Drizzle the olive oil over the vegetable/herb mixture. Toss lightly until the vegetables are well coated. Distribute evenly between the two pans in a single layer. Do not crowd the vegetables. Sprinkle with salt and pepper, to taste.

Roast for about 20-25 minutes in the oven, rotating pans after ten minutes. The vegetables are ready when they just begin to turn brown in some places and the potatoes pierce easily with a fork or wooden skewer. Do not overcook.

Roasted Whole Butternut Squash

Roasted whole butternut squash is an easy way to enjoy the delicious winter squash. Simply slice in half, then bake until tender. A maple cinnamon glaze and chopped nuts add a touch of sweetness to each serving.

One of the easiest ways to prepare butternut squash is to roast it whole. No peeling, just cut in half, remove the seeds, and bake. It makes for a stunning and healthy side dish. To add layers of flavor with minimal effort, I roast the halves flesh-side down to boost the browning on the surface.

You can simply enjoy the sweet and nutty flesh with just salt and pepper. However, I like to make it even tastier. A brush of sticky maple syrup and a sprinkle of bold cinnamon and nutmeg creates delicious caramel notes. Slice it up into individual servings, scoop out a few spoonfuls, or stuff it to make an edible bowl.


  1. Botwolf

    I think it is the serious mistake.

  2. Tedman

    Bravo, remarkable idea

  3. Macen

    Wonderful, this is a very valuable answer

  4. Seireadan

    Agree, useful information

  5. Rafik

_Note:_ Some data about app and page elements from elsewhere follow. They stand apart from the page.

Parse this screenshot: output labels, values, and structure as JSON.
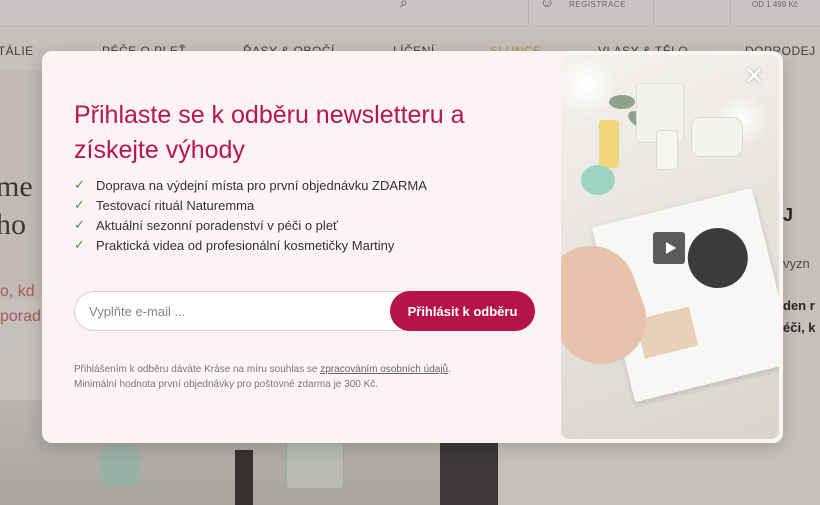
{
  "header": {
    "registration_label": "REGISTRACE",
    "shipping_label": "OD 1 499 Kč"
  },
  "nav": {
    "items": [
      "ITÁLIE",
      "PÉČE O PLEŤ",
      "ŘASY & OBOČÍ",
      "LÍČENÍ",
      "SLUNCE",
      "VLASY & TĚLO",
      "DOPRODEJ"
    ],
    "active_index": 4
  },
  "background": {
    "left_big_1": "me",
    "left_big_2": "ho",
    "left_pink_1": "o, kd",
    "left_pink_2": "porad",
    "right_text_1": "J",
    "right_text_2": "vyzn",
    "right_bold_1": "den r",
    "right_bold_2": "éči, k"
  },
  "modal": {
    "title": "Přihlaste se k odběru newsletteru a získejte výhody",
    "benefits": [
      "Doprava na výdejní místa pro první objednávku ZDARMA",
      "Testovací rituál Naturemma",
      "Aktuální sezonní poradenství v péči o pleť",
      "Praktická videa od profesionální kosmetičky Martiny"
    ],
    "email_placeholder": "Vyplňte e-mail ...",
    "email_value": "",
    "subscribe_label": "Přihlásit k odběru",
    "legal_prefix": "Přihlášením k odběru dáváte Kráse na míru souhlas se ",
    "legal_link": "zpracováním osobních údajů",
    "legal_suffix": ".",
    "legal_line2": "Minimální hodnota první objednávky pro poštovné zdarma je 300 Kč.",
    "close_symbol": "✕"
  },
  "icons": {
    "check": "✓",
    "search": "⌕",
    "user": "☺"
  },
  "colors": {
    "accent": "#b5134a",
    "title": "#b8174e",
    "check": "#2f9e45",
    "nav_active": "#e9b04b",
    "modal_bg": "#fdf3f4"
  }
}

    I join. I agree with all of the above. Let's discuss this issue.

  6. Thoma

    I thought and deleted the message

Write a message